EXERCISE DETAILS: Scan the entries that follow for the word "Marketing", then report every line in which it appears.

Records contained in a dataset

———

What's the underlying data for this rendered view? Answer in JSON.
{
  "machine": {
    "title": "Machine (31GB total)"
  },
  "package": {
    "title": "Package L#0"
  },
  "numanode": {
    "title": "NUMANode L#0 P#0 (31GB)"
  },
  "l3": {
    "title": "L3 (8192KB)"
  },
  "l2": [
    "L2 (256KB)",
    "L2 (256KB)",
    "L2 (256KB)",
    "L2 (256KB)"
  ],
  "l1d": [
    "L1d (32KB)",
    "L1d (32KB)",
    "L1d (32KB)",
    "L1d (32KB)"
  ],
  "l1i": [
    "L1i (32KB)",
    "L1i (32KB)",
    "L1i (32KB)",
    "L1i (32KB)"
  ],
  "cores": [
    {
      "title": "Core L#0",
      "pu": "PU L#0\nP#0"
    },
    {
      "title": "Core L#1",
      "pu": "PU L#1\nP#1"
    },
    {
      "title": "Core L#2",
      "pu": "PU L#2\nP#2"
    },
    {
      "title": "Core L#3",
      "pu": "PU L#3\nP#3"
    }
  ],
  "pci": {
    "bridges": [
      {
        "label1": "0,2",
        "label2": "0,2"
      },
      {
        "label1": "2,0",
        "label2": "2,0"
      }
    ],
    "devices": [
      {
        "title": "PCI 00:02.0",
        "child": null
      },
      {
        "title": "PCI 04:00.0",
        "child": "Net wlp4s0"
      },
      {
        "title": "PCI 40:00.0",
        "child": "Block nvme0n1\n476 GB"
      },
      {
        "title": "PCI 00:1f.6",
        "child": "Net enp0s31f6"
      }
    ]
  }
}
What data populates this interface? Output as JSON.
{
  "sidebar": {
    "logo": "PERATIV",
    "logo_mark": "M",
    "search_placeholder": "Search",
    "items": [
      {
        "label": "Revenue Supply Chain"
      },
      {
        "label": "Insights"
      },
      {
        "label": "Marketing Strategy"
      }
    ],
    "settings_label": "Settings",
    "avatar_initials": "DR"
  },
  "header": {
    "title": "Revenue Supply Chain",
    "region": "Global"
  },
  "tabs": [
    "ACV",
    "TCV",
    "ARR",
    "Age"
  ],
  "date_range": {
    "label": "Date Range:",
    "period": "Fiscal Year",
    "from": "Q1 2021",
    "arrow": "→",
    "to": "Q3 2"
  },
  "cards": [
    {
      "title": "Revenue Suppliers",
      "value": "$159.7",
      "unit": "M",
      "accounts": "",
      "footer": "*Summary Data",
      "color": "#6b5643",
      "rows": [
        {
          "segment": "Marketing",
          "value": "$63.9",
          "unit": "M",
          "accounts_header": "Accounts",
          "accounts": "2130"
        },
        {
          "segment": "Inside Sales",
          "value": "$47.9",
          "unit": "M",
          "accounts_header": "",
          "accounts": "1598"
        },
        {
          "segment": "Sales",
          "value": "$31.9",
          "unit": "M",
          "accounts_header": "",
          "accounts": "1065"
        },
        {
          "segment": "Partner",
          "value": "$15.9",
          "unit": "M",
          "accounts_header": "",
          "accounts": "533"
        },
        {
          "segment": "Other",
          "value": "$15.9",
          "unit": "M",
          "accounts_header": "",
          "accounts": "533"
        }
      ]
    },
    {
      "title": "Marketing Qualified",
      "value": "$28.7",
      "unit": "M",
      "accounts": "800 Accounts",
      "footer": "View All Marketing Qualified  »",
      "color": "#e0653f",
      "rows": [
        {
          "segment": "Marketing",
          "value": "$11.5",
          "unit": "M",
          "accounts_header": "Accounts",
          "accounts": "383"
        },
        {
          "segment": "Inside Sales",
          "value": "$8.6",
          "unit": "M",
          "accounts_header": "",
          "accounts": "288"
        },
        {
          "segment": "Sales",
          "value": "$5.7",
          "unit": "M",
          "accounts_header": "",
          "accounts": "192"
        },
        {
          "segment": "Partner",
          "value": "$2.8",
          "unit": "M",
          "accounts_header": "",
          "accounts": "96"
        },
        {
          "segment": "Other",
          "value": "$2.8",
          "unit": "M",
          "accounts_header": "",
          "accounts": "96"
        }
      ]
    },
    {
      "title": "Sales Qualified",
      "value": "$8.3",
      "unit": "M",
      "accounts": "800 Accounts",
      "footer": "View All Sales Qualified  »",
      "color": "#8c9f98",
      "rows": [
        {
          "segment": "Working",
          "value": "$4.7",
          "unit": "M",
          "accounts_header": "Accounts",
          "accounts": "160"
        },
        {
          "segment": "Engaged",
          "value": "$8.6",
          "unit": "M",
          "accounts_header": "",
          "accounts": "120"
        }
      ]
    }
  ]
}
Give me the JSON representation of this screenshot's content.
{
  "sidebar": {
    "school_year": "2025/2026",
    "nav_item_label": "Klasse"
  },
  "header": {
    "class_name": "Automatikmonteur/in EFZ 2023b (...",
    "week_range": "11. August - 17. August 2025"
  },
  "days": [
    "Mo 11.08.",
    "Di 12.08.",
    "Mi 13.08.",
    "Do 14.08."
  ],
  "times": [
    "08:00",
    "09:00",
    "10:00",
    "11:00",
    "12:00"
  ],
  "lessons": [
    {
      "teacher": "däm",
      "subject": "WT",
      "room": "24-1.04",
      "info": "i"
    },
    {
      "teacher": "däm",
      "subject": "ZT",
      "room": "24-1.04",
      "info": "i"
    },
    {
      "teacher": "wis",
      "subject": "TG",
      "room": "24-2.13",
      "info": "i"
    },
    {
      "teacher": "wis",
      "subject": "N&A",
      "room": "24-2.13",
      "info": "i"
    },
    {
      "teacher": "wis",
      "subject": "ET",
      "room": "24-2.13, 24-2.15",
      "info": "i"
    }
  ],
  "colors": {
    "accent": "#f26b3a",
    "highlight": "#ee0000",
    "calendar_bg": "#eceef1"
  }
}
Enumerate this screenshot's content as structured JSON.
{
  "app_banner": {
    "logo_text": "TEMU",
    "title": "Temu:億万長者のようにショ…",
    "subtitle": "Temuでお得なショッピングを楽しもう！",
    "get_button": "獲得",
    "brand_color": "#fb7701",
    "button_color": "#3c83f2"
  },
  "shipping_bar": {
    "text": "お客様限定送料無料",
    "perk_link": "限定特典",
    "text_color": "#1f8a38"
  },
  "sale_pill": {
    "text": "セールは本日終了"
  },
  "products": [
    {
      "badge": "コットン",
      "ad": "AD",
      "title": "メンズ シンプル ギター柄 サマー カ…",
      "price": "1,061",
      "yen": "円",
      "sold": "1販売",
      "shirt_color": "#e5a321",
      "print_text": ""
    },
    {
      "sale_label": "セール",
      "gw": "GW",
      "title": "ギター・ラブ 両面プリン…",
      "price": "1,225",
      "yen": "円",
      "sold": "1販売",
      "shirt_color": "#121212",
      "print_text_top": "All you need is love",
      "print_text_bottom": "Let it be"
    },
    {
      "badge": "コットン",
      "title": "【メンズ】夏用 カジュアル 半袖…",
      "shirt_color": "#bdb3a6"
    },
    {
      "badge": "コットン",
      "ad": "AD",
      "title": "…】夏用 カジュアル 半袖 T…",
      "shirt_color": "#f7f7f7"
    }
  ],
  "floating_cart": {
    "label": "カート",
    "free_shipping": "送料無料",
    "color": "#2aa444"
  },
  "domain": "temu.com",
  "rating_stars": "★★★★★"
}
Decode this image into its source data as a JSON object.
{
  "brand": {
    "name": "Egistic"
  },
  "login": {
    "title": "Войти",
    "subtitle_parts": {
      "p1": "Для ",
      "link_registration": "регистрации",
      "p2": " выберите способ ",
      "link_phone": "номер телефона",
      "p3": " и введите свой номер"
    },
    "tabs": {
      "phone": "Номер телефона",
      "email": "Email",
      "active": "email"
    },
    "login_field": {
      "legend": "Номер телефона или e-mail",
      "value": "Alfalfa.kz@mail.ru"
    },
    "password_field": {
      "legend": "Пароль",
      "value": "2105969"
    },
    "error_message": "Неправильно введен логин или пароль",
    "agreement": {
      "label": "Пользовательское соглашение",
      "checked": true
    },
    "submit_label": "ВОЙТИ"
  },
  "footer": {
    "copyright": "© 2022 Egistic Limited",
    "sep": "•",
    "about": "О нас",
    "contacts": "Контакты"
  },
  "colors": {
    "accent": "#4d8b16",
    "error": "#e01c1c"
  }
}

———

SOLUTION FOR THIS EXERCISE:
        "label": "Marketing Strategy"
          "segment": "Marketing",
      "title": "Marketing Qualified",
      "footer": "View All Marketing Qualified  »",
          "segment": "Marketing",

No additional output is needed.